In Act III when Romeo tries to avoid a fight with Tybalt, Mercutio takes up the challenge, at which time, Romeo comes between them and Mercutio is stabbed under his arm. Later, when Romeo is told that Mercutio is dead, he realizes that his love for Juliet has made him act “effeminately.” This causes him to feel shame and leads him to take steps toward a deadly twist of fate that will lead to his downfall in the end. When Mercutio is killed, Romeo’s sense of honor and loyalty leave him no choice but to avenge his friend’s death. He calls to Tybalt who returns and they fight. Romeo kills Tybalt and immediately realizes that he has murdered his new bride’s cousin.

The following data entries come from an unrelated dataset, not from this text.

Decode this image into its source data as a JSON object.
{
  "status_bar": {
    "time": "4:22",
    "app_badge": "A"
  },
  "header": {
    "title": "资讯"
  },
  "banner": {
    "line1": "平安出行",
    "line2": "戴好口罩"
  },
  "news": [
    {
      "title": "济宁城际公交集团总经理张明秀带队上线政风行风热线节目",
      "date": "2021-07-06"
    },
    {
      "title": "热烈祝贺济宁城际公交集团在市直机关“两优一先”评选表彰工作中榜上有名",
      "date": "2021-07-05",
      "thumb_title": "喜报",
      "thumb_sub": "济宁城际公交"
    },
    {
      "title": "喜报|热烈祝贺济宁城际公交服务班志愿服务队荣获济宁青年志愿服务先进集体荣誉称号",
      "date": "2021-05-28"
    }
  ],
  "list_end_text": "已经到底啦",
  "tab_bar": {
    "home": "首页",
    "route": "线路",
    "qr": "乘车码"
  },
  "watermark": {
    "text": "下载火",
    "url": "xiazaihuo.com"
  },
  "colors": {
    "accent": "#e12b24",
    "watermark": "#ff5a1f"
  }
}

Here is the quote relating to Romeo's shame:
"O sweet Juliet,/ Thy beauty hath made me effeminate/And in my temper softened valour's steel."
Readers could also say that Romeo is not only shamed by his "effeminate" behavior, but also by giving into his passion. In one of his most famous quotes, Romeo announces:
"O, I am fortune's fool!"
This is after he has killed Tybalt. This exclamation demonstrates Romeo's acknowledgment that he has behaved without thinking, allowing others and situations to dictate his actions, and thus leading to his own downfall.
Romeo is shamed in Act III, Scene I, because Tybalt had challenged Romeo to a duel in a letter that Romeo never received. Therefore Mercutio decides to take over the duel with Tybalt and ends up being stabbed under Romeo's arm when he goes between them to break up the fight. Romeo is trying to keep the peace because he has just married Juliet and is now related to Tybalt.